Vase, circa 1830, Marc Schoelcher Manufactory (1794–1834), France (Paris), porcelain, Bequest of Reuben R. Springer, 1884.428
Tureen with Lid, 1745–1747 Meissen Porcelain Manufactory (est. 1710), Gottlob Birckner (b. circa 1712–1771), decorator, Germany, porcelain, Centennial Gift of the Cincinnati Institute of Fine Arts from the collection of Mr. and Mrs. Arthur Joseph, 1981.80
Doe and Stag, 1848–1853, Lyman Fenton & Co. (1848–1853), United States (Vermont), glazed earthenware, Gift of Mrs. William T. Earls, 1997.67, 1997.71
Sonny, 2003, Ken Price (1935–2012), United States, ceramic with acrylic paint, Museum Purchase: Lawrence Archer Wachs Fund, 2004.12
In God We Trust, 1978, Coille McLaughlin Hooven (b. 1939), United States, glazed porcelain, wood, metal and paper, Gift of Coille McLaughlin Hooven, 2015.76
Sculpture, 2000–2005, Nishida Jun (1977–2005), Japan, ceramic, Courtesy of Carol and Jeffrey Horvitz. Photo credit: Omote Nobutada
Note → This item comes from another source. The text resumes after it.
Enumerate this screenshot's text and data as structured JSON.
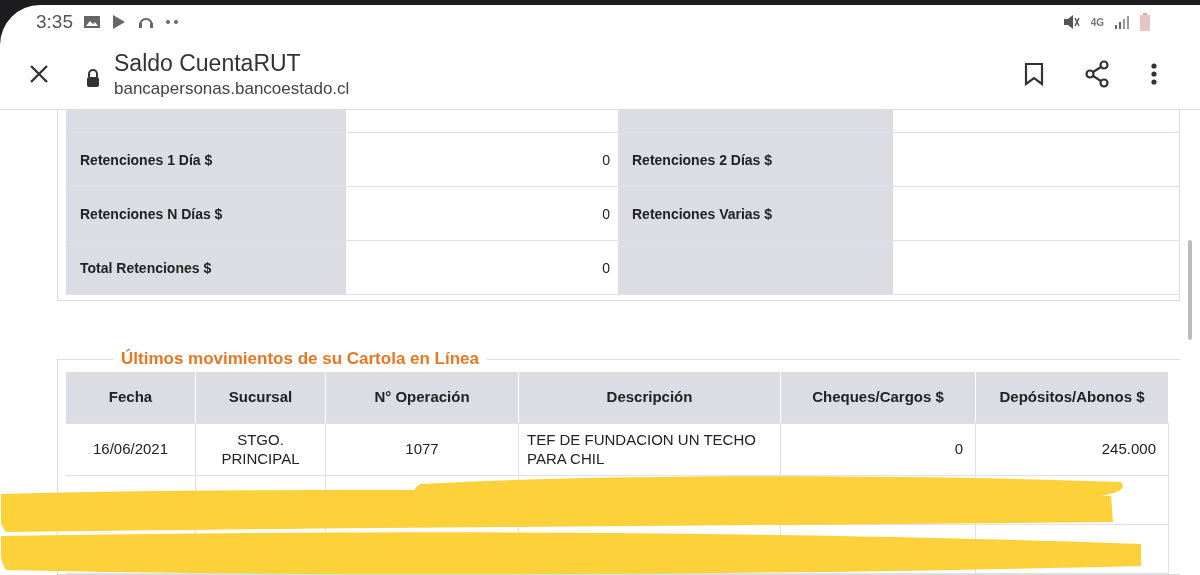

Vases, 1966–1967, Wedgwood Manufactory (est. 1759) Robert Minkin (1928–2012), designer, England, stoneware with gilding, Museum Purchase: Decorative Arts Society Fund, 2020.33, 2020.34. Photo credit: Robert Walker, Polka Dot Antiques
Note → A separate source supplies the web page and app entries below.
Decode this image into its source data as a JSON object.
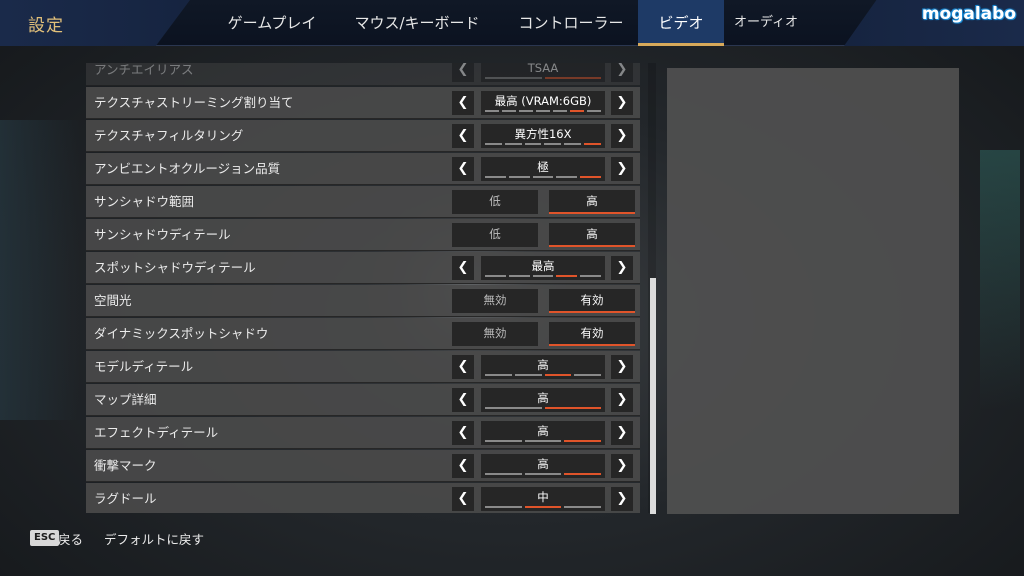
{
  "header": {
    "title": "設定",
    "brand": "mogalabo",
    "tabs": [
      {
        "label": "ゲームプレイ"
      },
      {
        "label": "マウス/キーボード"
      },
      {
        "label": "コントローラー"
      },
      {
        "label": "ビデオ",
        "active": true
      },
      {
        "label": "オーディオ"
      }
    ]
  },
  "settings": [
    {
      "label": "アンチエイリアス",
      "kind": "selector",
      "value": "TSAA",
      "segments": 2,
      "active_segment": 2
    },
    {
      "label": "テクスチャストリーミング割り当て",
      "kind": "selector",
      "value": "最高 (VRAM:6GB)",
      "segments": 7,
      "active_segment": 6
    },
    {
      "label": "テクスチャフィルタリング",
      "kind": "selector",
      "value": "異方性16X",
      "segments": 6,
      "active_segment": 6
    },
    {
      "label": "アンビエントオクルージョン品質",
      "kind": "selector",
      "value": "極",
      "segments": 5,
      "active_segment": 5
    },
    {
      "label": "サンシャドウ範囲",
      "kind": "toggle",
      "options": [
        "低",
        "高"
      ],
      "active_option": 1
    },
    {
      "label": "サンシャドウディテール",
      "kind": "toggle",
      "options": [
        "低",
        "高"
      ],
      "active_option": 1
    },
    {
      "label": "スポットシャドウディテール",
      "kind": "selector",
      "value": "最高",
      "segments": 5,
      "active_segment": 4
    },
    {
      "label": "空間光",
      "kind": "toggle",
      "options": [
        "無効",
        "有効"
      ],
      "active_option": 1
    },
    {
      "label": "ダイナミックスポットシャドウ",
      "kind": "toggle",
      "options": [
        "無効",
        "有効"
      ],
      "active_option": 1
    },
    {
      "label": "モデルディテール",
      "kind": "selector",
      "value": "高",
      "segments": 4,
      "active_segment": 3
    },
    {
      "label": "マップ詳細",
      "kind": "selector",
      "value": "高",
      "segments": 2,
      "active_segment": 2
    },
    {
      "label": "エフェクトディテール",
      "kind": "selector",
      "value": "高",
      "segments": 3,
      "active_segment": 3
    },
    {
      "label": "衝撃マーク",
      "kind": "selector",
      "value": "高",
      "segments": 3,
      "active_segment": 3
    },
    {
      "label": "ラグドール",
      "kind": "selector",
      "value": "中",
      "segments": 3,
      "active_segment": 2
    }
  ],
  "footer": {
    "esc_key": "ESC",
    "back_label": "戻る",
    "reset_label": "デフォルトに戻す"
  },
  "colors": {
    "accent": "#e0542a",
    "title_gold": "#e2c07a",
    "tab_active": "#1e3a66"
  }
}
In addition to creating the special exhibition Future Retrieval: Close Parallel, contemporary artists Katie Parker and Guy Michael Davis have curated this delightfully eclectic display of ceramics created by artists from across the globe over the last 400 years. These are works that Future Retrieval holds in admiration now and in consideration for their unique brand of retrieval in the future.